Pressure on the spinal cord from hunched over posture can, in rare cases, cause:

Exams and Tests

Your health care provider will perform a physical exam. This may show:

A spine x-ray shows at least 1 compressed vertebra that is shorter than the other vertebrae.

Other tests that may be done:

Treatment

Most compression fractures are seen in older people with osteoporosis. These fractures often do not cause injury to the spinal cord. The condition is usually treated with medicines and calcium supplements to prevent further fractures.

Pain may be treated with:

Other treatments may include:

Surgery may be done if you have severe and disabling pain for more than 2 months that does not get better with other treatments. Surgery can include:

Other surgery may be done to remove bone if the fracture is due to a tumor.

After surgery you may need:

Outlook (Prognosis)

Most compression fractures due to injury heal in 8 to 10 weeks with rest, wearing of a brace, and pain medicines. However, recovery can take much longer if surgery was done.

Fractures due to osteoporosis often become less painful with rest and pain medicines. Some fractures, though, can lead to long-term (chronic) pain and disability.

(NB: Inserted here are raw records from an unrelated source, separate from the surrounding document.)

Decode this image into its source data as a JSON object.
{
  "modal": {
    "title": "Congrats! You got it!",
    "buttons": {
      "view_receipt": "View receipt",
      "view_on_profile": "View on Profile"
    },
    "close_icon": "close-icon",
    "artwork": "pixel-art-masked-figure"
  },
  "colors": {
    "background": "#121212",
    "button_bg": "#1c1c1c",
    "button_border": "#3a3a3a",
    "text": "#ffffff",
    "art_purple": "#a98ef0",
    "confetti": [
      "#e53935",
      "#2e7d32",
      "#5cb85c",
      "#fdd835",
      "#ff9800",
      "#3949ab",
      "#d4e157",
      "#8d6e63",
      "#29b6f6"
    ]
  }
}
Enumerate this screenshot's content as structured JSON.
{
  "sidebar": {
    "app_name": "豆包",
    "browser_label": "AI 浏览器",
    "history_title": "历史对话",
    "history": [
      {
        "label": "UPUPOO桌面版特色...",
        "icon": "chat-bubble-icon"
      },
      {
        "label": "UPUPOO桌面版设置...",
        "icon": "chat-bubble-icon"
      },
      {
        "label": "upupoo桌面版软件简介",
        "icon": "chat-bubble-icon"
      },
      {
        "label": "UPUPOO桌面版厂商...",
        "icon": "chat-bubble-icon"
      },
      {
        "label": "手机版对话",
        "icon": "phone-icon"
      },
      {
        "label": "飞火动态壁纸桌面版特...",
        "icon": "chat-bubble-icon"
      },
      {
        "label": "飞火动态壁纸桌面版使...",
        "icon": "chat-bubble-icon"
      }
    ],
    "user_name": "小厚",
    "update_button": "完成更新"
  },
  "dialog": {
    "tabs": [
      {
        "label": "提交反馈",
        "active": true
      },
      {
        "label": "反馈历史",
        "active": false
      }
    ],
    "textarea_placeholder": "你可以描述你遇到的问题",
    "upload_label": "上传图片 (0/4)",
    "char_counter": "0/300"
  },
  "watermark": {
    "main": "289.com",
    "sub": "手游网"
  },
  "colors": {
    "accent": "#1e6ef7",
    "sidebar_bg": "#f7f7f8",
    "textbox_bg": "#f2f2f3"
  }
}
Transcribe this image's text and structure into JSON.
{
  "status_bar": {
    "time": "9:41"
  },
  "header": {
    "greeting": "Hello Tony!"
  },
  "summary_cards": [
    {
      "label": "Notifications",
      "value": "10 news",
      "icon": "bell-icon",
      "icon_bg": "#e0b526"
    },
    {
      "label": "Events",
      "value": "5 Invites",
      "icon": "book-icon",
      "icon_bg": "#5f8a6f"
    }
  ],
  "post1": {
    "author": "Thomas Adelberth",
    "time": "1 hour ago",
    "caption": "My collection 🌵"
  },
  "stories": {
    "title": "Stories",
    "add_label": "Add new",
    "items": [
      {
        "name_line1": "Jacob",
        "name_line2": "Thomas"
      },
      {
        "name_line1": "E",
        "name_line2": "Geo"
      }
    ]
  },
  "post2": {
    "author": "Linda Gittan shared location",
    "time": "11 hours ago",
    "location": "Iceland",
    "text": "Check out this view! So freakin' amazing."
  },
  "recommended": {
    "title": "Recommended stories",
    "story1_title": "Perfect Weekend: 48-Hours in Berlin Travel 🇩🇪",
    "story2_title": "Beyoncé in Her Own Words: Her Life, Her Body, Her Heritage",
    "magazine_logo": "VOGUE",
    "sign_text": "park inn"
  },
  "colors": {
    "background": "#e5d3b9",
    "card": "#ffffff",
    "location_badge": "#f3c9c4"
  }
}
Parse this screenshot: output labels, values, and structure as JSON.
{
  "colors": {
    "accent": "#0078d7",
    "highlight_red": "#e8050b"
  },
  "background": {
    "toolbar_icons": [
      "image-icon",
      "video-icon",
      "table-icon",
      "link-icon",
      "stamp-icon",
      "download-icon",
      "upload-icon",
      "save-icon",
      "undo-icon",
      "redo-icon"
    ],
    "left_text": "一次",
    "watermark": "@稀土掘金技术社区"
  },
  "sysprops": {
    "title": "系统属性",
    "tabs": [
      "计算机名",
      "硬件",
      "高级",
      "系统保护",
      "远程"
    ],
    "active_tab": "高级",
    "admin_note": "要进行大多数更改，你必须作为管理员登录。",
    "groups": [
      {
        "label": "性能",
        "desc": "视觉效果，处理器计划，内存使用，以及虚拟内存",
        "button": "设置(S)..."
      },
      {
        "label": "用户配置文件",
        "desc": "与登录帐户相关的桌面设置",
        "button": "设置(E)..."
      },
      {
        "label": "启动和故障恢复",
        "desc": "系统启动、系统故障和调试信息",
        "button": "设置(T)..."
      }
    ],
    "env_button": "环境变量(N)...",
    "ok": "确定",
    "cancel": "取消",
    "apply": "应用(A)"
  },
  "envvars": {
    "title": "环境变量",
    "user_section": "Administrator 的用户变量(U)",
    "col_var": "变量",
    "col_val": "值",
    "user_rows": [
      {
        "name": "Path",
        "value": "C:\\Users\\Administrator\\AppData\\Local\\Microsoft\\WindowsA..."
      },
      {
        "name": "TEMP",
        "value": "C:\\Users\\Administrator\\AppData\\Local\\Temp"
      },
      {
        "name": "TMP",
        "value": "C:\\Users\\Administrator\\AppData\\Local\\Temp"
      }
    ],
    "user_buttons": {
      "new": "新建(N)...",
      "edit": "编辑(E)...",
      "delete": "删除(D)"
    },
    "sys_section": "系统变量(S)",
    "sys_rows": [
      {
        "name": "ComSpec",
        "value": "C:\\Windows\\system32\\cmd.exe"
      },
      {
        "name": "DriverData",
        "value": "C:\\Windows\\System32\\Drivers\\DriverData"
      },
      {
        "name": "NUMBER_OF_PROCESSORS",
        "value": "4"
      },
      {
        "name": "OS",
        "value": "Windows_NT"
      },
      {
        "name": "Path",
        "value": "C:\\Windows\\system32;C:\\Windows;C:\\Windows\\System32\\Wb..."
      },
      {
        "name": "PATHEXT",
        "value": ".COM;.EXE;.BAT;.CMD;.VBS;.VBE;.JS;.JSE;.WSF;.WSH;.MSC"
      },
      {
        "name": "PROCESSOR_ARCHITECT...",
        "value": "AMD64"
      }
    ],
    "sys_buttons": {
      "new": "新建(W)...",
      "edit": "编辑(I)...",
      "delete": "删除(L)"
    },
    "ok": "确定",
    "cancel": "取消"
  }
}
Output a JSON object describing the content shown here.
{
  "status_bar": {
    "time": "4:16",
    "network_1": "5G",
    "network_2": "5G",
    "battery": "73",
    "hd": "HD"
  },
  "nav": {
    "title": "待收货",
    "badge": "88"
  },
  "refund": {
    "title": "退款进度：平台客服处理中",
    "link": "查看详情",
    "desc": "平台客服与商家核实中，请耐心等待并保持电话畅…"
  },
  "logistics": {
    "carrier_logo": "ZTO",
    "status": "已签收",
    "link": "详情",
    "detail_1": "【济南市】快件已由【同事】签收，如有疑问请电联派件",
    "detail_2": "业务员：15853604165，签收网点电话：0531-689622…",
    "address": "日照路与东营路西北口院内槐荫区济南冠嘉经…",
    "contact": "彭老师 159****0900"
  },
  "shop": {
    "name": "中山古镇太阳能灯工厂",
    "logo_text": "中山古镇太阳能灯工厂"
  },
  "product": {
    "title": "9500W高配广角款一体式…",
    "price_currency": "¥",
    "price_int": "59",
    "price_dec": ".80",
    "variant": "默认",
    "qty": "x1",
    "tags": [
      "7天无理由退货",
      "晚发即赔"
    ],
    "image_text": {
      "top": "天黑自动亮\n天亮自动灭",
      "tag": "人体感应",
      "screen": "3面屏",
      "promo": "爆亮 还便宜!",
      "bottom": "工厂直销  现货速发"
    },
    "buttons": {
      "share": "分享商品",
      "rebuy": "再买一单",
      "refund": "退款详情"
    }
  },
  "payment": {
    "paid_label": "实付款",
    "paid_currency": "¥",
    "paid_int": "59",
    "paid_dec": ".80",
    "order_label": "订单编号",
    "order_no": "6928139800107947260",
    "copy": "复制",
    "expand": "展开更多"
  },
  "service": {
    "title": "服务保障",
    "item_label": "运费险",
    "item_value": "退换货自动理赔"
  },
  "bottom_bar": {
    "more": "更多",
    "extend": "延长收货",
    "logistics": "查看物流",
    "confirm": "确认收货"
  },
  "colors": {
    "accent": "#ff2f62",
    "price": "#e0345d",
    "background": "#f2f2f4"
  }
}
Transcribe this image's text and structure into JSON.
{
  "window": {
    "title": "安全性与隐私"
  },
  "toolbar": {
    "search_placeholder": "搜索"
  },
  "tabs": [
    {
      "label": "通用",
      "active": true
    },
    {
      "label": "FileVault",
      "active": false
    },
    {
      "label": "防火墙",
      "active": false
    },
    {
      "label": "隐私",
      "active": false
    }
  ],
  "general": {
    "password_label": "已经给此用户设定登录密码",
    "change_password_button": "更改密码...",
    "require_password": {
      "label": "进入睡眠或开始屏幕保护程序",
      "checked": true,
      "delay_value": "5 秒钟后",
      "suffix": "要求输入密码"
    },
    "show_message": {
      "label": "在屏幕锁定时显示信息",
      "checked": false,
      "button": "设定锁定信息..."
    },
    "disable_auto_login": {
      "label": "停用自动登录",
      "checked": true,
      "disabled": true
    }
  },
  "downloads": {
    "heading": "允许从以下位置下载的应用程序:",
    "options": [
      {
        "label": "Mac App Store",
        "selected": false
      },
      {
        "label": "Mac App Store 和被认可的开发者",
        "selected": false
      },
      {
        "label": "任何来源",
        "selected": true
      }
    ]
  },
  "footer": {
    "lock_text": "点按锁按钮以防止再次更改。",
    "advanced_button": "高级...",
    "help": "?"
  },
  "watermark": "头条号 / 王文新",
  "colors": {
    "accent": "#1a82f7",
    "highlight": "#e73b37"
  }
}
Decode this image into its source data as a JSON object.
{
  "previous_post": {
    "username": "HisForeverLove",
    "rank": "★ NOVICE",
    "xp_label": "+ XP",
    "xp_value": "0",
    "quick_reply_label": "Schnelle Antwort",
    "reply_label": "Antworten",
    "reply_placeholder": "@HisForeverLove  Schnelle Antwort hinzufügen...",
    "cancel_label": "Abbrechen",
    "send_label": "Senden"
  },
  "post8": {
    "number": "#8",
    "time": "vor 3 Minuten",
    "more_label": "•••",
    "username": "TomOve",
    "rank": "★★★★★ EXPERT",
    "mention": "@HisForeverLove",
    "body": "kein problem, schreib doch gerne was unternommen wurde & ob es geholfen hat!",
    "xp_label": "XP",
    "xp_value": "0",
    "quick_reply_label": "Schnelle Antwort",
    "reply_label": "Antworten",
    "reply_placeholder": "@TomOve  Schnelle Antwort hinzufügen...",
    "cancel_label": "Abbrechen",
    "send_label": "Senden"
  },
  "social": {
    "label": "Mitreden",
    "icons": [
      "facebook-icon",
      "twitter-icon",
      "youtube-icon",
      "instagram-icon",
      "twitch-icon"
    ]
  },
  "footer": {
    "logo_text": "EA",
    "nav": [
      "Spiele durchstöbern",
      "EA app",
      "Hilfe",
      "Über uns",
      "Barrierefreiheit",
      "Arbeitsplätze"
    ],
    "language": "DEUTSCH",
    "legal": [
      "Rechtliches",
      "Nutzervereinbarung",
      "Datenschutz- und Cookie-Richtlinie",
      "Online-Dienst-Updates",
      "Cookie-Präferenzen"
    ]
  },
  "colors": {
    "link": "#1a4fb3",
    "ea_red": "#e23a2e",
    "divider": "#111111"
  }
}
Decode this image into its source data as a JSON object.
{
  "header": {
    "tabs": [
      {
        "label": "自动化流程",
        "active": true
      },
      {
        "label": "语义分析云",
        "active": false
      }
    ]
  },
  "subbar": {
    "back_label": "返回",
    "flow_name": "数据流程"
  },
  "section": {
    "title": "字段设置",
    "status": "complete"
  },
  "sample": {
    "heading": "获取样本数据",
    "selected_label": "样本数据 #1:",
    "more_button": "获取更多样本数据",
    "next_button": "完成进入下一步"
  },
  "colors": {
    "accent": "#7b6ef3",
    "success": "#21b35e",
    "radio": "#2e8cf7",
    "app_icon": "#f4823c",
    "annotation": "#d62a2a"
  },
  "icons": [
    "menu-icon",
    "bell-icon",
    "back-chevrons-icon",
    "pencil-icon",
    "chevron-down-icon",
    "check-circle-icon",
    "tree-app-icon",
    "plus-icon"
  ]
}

Medicines to treat osteoporosis can help prevent future fractures. However, medicines cannot reverse damage that has already occurred.

For compression fractures caused by tumors, the outcome depends on the type of tumor involved. Tumors that involve the spine include:

Possible Complications

Complications may include:

When to Contact a Medical Professional

Call your provider if:

Prevention

Taking steps to prevent and treat osteoporosis is the most effective way to prevent compression or insufficiency fractures. Getting regular load-bearing exercise (such as walking) can help you avoid bone loss.


Review Date: 7/13/2015
Reviewed By: C. Benjamin Ma, MD, Professor, Chief, Sports Medicine and Shoulder Service, UCSF Department of Orthopaedic Surgery, San Francisco, CA. Also reviewed by David Zieve, MD, MHA, Isla Ogilvie, PhD, and the A.D.A.M. Editorial team.

This information should not be used during any medical emergency or for the diagnosis or treatment of any medical condition. A licensed medical professional should be consulted for diagnosis and treatment of any and all medical conditions. Call 911 for all medical emergencies. © 1997- 2007 A.D.A.M., Inc. Any duplication or distribution of the information contained herein is strictly prohibited.